- Public finances recorded a smaller-than-expected, reduced deficit in October although it was still substantial and up markedly year-on-year (measured by Public Sector net Borrowing excluding banks – PSNBex)
- The budget deficit in October was helped by the economy’s ongoing recovery from April’s lows and from reduced government spending on the furlough scheme
- PSNBex came in at £22.3bn in October – the largest October shortfall on record and nearly double the £11.5bn shortfall in October 2019. It was down from £28.6bn in September, a figure revised down appreciably from the previous estimate of £36.1bn
- The revision for September (following similar revisions to the April-August shortfalls) highlights that public finances are currently subject to significant updates amid the unprecedented circumstances
- Central government receipts fell 2.8% year-on-year in October, while central government expenditure increased 9.9% year-on-year
- The first seven months of fiscal year 2020/21 (April-October) have seen the largest seven deficits since records began in 1993. On top of the cost of COVID-19 measures, the overall state of the economy has also limited receipts
- PSNBex amounted to a record £214.9bn over the first seven months of the 2020/21 fiscal year, up from £45.8bn in April-October 2019. This fiscal year’s PSNBex to-date is already £160.1bn up on the £54.8bn that the Office for Budget Responsibility (OBR) had forecast in March for the whole year. It is also already £57.2bn more than the peak £157.7bn deficit seen in 2009/10 during the financial crisis
- The April-October public finances herald what is going to be a record year for the budget deficit and provide a challenging backdrop for the Chancellor as he prepares to present the Spending Review on Wednesday
- Public finances are set to come under increased upward pressure from the cost of recent extra measures to support the economy and jobs, most notably the extension of the furlough scheme. The likely renewed economic contraction in the fourth quarter, caused by the national lockdown in England, will reduce receipts and further put up the deficit
- The EY ITEM Club currently expects the budget deficit (measured in terms of PSNBex) to come in around £400bn in 2020/21, but there is a possibility it could now come in less than this given the October data and downward revisions to the back data
Howard Archer, chief economic advisor to the EY ITEM Club, says:
“The public finances, measured in terms of Public Sector Net Borrowing excluding banks (PSNBex), saw a seventh successive, large shortfall in October as the Government’s measures to support businesses and jobs affected by COVID-19 fed through both in terms of reduced receipts and substantially increased public spending.
“PSNBex came in at £22.3bn in October – the largest October shortfall on record and the sixth biggest monthly deficit ever.

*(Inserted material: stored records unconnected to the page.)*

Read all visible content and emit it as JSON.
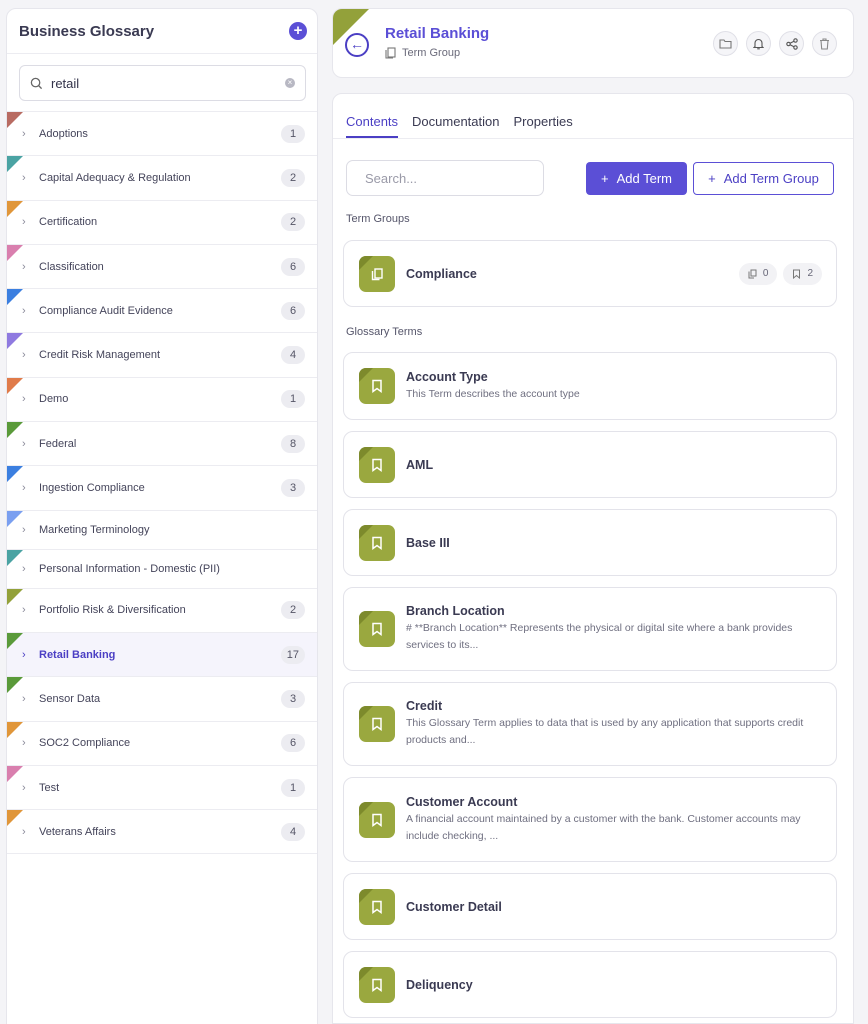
{
  "sidebar": {
    "title": "Business Glossary",
    "search_value": "retail",
    "items": [
      {
        "label": "Adoptions",
        "count": "1",
        "color": "#b86b62"
      },
      {
        "label": "Capital Adequacy & Regulation",
        "count": "2",
        "color": "#4aa3a3"
      },
      {
        "label": "Certification",
        "count": "2",
        "color": "#e0963a"
      },
      {
        "label": "Classification",
        "count": "6",
        "color": "#d97fae"
      },
      {
        "label": "Compliance Audit Evidence",
        "count": "6",
        "color": "#3b7fe0"
      },
      {
        "label": "Credit Risk Management",
        "count": "4",
        "color": "#8f7ae0"
      },
      {
        "label": "Demo",
        "count": "1",
        "color": "#e07b4a"
      },
      {
        "label": "Federal",
        "count": "8",
        "color": "#5a9a3a"
      },
      {
        "label": "Ingestion Compliance",
        "count": "3",
        "color": "#3b7fe0"
      },
      {
        "label": "Marketing Terminology",
        "count": "",
        "color": "#7a9ff0"
      },
      {
        "label": "Personal Information - Domestic (PII)",
        "count": "",
        "color": "#4aa3a3"
      },
      {
        "label": "Portfolio Risk & Diversification",
        "count": "2",
        "color": "#93a13a"
      },
      {
        "label": "Retail Banking",
        "count": "17",
        "color": "#5a9a3a"
      },
      {
        "label": "Sensor Data",
        "count": "3",
        "color": "#5a9a3a"
      },
      {
        "label": "SOC2 Compliance",
        "count": "6",
        "color": "#e0963a"
      },
      {
        "label": "Test",
        "count": "1",
        "color": "#d97fae"
      },
      {
        "label": "Veterans Affairs",
        "count": "4",
        "color": "#e0963a"
      }
    ]
  },
  "header": {
    "title": "Retail Banking",
    "subtitle": "Term Group",
    "accent": "#93a13a"
  },
  "tabs": [
    "Contents",
    "Documentation",
    "Properties"
  ],
  "toolbar": {
    "search_placeholder": "Search...",
    "add_term": "Add Term",
    "add_term_group": "Add Term Group"
  },
  "sections": {
    "term_groups": "Term Groups",
    "glossary_terms": "Glossary Terms"
  },
  "term_groups": [
    {
      "name": "Compliance",
      "groups_count": "0",
      "terms_count": "2"
    }
  ],
  "terms": [
    {
      "name": "Account Type",
      "desc": "This Term describes the account type"
    },
    {
      "name": "AML",
      "desc": ""
    },
    {
      "name": "Base III",
      "desc": ""
    },
    {
      "name": "Branch Location",
      "desc": "# **Branch Location** Represents the physical or digital site where a bank provides services to its..."
    },
    {
      "name": "Credit",
      "desc": "This Glossary Term applies to data that is used by any application that supports credit products and..."
    },
    {
      "name": "Customer Account",
      "desc": "A financial account maintained by a customer with the bank. Customer accounts may include checking, ..."
    },
    {
      "name": "Customer Detail",
      "desc": ""
    },
    {
      "name": "Deliquency",
      "desc": ""
    }
  ]
}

It was nearly double the £11.5bn PSNBex in October 2019. It was also down from £28.6bn in September, which has been revised down from the previous estimate of £36.1bn.
“Nevertheless, October’s shortfall was less-than-expected; the consensus forecast had been for a deficit around £36bn. It was also well down from the record, peak levels seen in May (£43.7 billion) and April (£47.3 billion). This is a consequence of more people coming off the furlough scheme and returning to work, and the economy growing again, although growth may well have slowed further in October after losing momentum in August and September.
“The appreciable downward revision to September’s deficit, following similar downward revisions to the shortfalls originally reported for April-August, highlights that public finances are currently subject to significant updates amid the unprecedented circumstances.
“PSNBex amounted to a record £214.9bn over the first seven months of fiscal year 2020/21, up from £45.8bn in April-October 2019. To put this into perspective, it is already up £160.1bn on the £54.8bn that the Office for Budget Responsibility (OBR) had forecast in March for the whole fiscal year. It is also already £57.2bn more than the peak £157.7bn deficit seen in 2009/10 during the financial crisis.
“Central government receipts fell 2.8% year-on-year in October. VAT receipts were down 11.7% year-on-year, while corporation tax receipts fell 9.7% year-on-year. VAT receipts are currently being limited by the temporary VAT cut (from 20% to 5%) for the hospitality sector. Additionally, Stamp Duty receipts, down 26.6% year-on-year in October, have been reduced by the temporary raising of the threshold since July. However, income and capital gains tax receipts rose 6.5% year-on-year in October, as earnings have picked up modestly recently due to people coming off the furlough scheme.
“Over the first seven months of fiscal year 2020/21 (April-October), central government receipts were down 8.8% year-on-year. VAT receipts were down 12.0% (companies were allowed to defer VAT payments between 20 March and 30 June), corporation tax receipts were down 15.8% and income and capital gains tax receipts were down 4.0% year-on-year.
“Meanwhile, central government expenditure increased 9.9% year-on-year in October as it was pushed up by government measures to support the economy, businesses and jobs in the face of the pandemic. There was a reduced £1.3bn spent on the current job support schemes: the Coronavirus Job Retention Scheme (CJRS) and the Self Employment Income Support Scheme (SEISS).
“Over the first seven months of fiscal year 2020/21, central government expenditure was up 28.5% year-on-year.”